Supplied information:
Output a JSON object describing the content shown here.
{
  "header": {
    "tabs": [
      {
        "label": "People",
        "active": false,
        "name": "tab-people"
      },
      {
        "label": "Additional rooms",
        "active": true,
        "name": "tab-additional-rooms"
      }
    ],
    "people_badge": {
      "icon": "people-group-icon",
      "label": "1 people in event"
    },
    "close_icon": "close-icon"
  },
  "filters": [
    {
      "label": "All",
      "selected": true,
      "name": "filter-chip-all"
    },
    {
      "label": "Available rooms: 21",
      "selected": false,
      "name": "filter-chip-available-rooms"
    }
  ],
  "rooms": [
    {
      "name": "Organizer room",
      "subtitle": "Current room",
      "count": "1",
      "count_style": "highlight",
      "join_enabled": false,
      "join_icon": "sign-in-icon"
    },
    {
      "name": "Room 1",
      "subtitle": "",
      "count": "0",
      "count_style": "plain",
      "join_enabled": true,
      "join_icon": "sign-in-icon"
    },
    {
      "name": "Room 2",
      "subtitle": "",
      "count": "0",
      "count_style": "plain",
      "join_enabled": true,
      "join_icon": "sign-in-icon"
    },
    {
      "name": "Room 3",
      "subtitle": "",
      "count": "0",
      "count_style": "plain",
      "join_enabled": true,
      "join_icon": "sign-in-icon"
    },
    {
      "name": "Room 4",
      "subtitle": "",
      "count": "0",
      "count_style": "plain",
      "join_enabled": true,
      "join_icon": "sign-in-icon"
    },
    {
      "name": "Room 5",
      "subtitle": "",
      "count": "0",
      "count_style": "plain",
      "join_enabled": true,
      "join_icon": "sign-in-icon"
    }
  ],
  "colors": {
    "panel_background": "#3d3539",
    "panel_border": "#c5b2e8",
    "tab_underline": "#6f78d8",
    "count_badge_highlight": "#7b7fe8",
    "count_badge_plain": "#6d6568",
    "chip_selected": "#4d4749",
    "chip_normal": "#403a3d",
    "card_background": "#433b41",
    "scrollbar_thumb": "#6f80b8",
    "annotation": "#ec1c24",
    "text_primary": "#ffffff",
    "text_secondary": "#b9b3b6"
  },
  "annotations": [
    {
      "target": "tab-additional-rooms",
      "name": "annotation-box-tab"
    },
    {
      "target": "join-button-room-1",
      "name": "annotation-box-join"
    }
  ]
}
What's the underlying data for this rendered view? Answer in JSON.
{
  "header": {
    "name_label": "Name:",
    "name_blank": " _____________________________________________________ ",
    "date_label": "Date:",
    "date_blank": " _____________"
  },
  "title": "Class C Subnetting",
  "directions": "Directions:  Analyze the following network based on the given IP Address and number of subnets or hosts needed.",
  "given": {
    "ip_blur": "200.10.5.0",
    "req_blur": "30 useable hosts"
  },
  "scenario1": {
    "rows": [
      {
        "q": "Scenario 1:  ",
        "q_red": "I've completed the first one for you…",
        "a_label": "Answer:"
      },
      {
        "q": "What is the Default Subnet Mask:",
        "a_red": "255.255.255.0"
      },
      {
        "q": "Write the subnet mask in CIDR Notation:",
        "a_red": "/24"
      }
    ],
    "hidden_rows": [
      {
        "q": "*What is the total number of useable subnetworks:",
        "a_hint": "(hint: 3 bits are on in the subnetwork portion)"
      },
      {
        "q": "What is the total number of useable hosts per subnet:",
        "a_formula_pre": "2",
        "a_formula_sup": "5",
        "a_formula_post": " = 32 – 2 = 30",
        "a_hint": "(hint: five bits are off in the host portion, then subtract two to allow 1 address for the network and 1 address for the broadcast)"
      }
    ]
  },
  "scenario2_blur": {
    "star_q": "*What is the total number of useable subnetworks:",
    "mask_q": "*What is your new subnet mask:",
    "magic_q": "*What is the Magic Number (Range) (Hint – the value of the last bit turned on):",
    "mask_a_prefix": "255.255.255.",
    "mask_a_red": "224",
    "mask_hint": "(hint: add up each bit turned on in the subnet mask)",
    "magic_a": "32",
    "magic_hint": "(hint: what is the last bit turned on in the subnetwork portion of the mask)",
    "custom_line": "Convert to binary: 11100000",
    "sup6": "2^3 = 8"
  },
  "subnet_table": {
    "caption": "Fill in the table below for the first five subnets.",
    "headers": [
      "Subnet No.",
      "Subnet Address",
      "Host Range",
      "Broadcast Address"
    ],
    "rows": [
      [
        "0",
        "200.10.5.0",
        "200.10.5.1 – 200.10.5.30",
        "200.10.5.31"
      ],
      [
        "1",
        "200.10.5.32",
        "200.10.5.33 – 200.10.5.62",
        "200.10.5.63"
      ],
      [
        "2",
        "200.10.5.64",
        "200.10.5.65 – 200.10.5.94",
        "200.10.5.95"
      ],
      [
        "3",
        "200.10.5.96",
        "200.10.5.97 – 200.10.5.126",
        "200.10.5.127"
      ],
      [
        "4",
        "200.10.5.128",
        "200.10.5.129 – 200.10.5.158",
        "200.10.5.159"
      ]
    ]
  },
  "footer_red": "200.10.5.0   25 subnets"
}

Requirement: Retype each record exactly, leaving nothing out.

Worked solution:
Output a JSON object describing the content shown here.
{
  "header": {
    "tabs": [
      {
        "label": "People",
        "active": false,
        "name": "tab-people"
      },
      {
        "label": "Additional rooms",
        "active": true,
        "name": "tab-additional-rooms"
      }
    ],
    "people_badge": {
      "icon": "people-group-icon",
      "label": "1 people in event"
    },
    "close_icon": "close-icon"
  },
  "filters": [
    {
      "label": "All",
      "selected": true,
      "name": "filter-chip-all"
    },
    {
      "label": "Available rooms: 21",
      "selected": false,
      "name": "filter-chip-available-rooms"
    }
  ],
  "rooms": [
    {
      "name": "Organizer room",
      "subtitle": "Current room",
      "count": "1",
      "count_style": "highlight",
      "join_enabled": false,
      "join_icon": "sign-in-icon"
    },
    {
      "name": "Room 1",
      "subtitle": "",
      "count": "0",
      "count_style": "plain",
      "join_enabled": true,
      "join_icon": "sign-in-icon"
    },
    {
      "name": "Room 2",
      "subtitle": "",
      "count": "0",
      "count_style": "plain",
      "join_enabled": true,
      "join_icon": "sign-in-icon"
    },
    {
      "name": "Room 3",
      "subtitle": "",
      "count": "0",
      "count_style": "plain",
      "join_enabled": true,
      "join_icon": "sign-in-icon"
    },
    {
      "name": "Room 4",
      "subtitle": "",
      "count": "0",
      "count_style": "plain",
      "join_enabled": true,
      "join_icon": "sign-in-icon"
    },
    {
      "name": "Room 5",
      "subtitle": "",
      "count": "0",
      "count_style": "plain",
      "join_enabled": true,
      "join_icon": "sign-in-icon"
    }
  ],
  "colors": {
    "panel_background": "#3d3539",
    "panel_border": "#c5b2e8",
    "tab_underline": "#6f78d8",
    "count_badge_highlight": "#7b7fe8",
    "count_badge_plain": "#6d6568",
    "chip_selected": "#4d4749",
    "chip_normal": "#403a3d",
    "card_background": "#433b41",
    "scrollbar_thumb": "#6f80b8",
    "annotation": "#ec1c24",
    "text_primary": "#ffffff",
    "text_secondary": "#b9b3b6"
  },
  "annotations": [
    {
      "target": "tab-additional-rooms",
      "name": "annotation-box-tab"
    },
    {
      "target": "join-button-room-1",
      "name": "annotation-box-join"
    }
  ]
}
What's the underlying data for this rendered view? Answer in JSON.
{
  "header": {
    "name_label": "Name:",
    "name_blank": " _____________________________________________________ ",
    "date_label": "Date:",
    "date_blank": " _____________"
  },
  "title": "Class C Subnetting",
  "directions": "Directions:  Analyze the following network based on the given IP Address and number of subnets or hosts needed.",
  "given": {
    "ip_blur": "200.10.5.0",
    "req_blur": "30 useable hosts"
  },
  "scenario1": {
    "rows": [
      {
        "q": "Scenario 1:  ",
        "q_red": "I've completed the first one for you…",
        "a_label": "Answer:"
      },
      {
        "q": "What is the Default Subnet Mask:",
        "a_red": "255.255.255.0"
      },
      {
        "q": "Write the subnet mask in CIDR Notation:",
        "a_red": "/24"
      }
    ],
    "hidden_rows": [
      {
        "q": "*What is the total number of useable subnetworks:",
        "a_hint": "(hint: 3 bits are on in the subnetwork portion)"
      },
      {
        "q": "What is the total number of useable hosts per subnet:",
        "a_formula_pre": "2",
        "a_formula_sup": "5",
        "a_formula_post": " = 32 – 2 = 30",
        "a_hint": "(hint: five bits are off in the host portion, then subtract two to allow 1 address for the network and 1 address for the broadcast)"
      }
    ]
  },
  "scenario2_blur": {
    "star_q": "*What is the total number of useable subnetworks:",
    "mask_q": "*What is your new subnet mask:",
    "magic_q": "*What is the Magic Number (Range) (Hint – the value of the last bit turned on):",
    "mask_a_prefix": "255.255.255.",
    "mask_a_red": "224",
    "mask_hint": "(hint: add up each bit turned on in the subnet mask)",
    "magic_a": "32",
    "magic_hint": "(hint: what is the last bit turned on in the subnetwork portion of the mask)",
    "custom_line": "Convert to binary: 11100000",
    "sup6": "2^3 = 8"
  },
  "subnet_table": {
    "caption": "Fill in the table below for the first five subnets.",
    "headers": [
      "Subnet No.",
      "Subnet Address",
      "Host Range",
      "Broadcast Address"
    ],
    "rows": [
      [
        "0",
        "200.10.5.0",
        "200.10.5.1 – 200.10.5.30",
        "200.10.5.31"
      ],
      [
        "1",
        "200.10.5.32",
        "200.10.5.33 – 200.10.5.62",
        "200.10.5.63"
      ],
      [
        "2",
        "200.10.5.64",
        "200.10.5.65 – 200.10.5.94",
        "200.10.5.95"
      ],
      [
        "3",
        "200.10.5.96",
        "200.10.5.97 – 200.10.5.126",
        "200.10.5.127"
      ],
      [
        "4",
        "200.10.5.128",
        "200.10.5.129 – 200.10.5.158",
        "200.10.5.159"
      ]
    ]
  },
  "footer_red": "200.10.5.0   25 subnets"
}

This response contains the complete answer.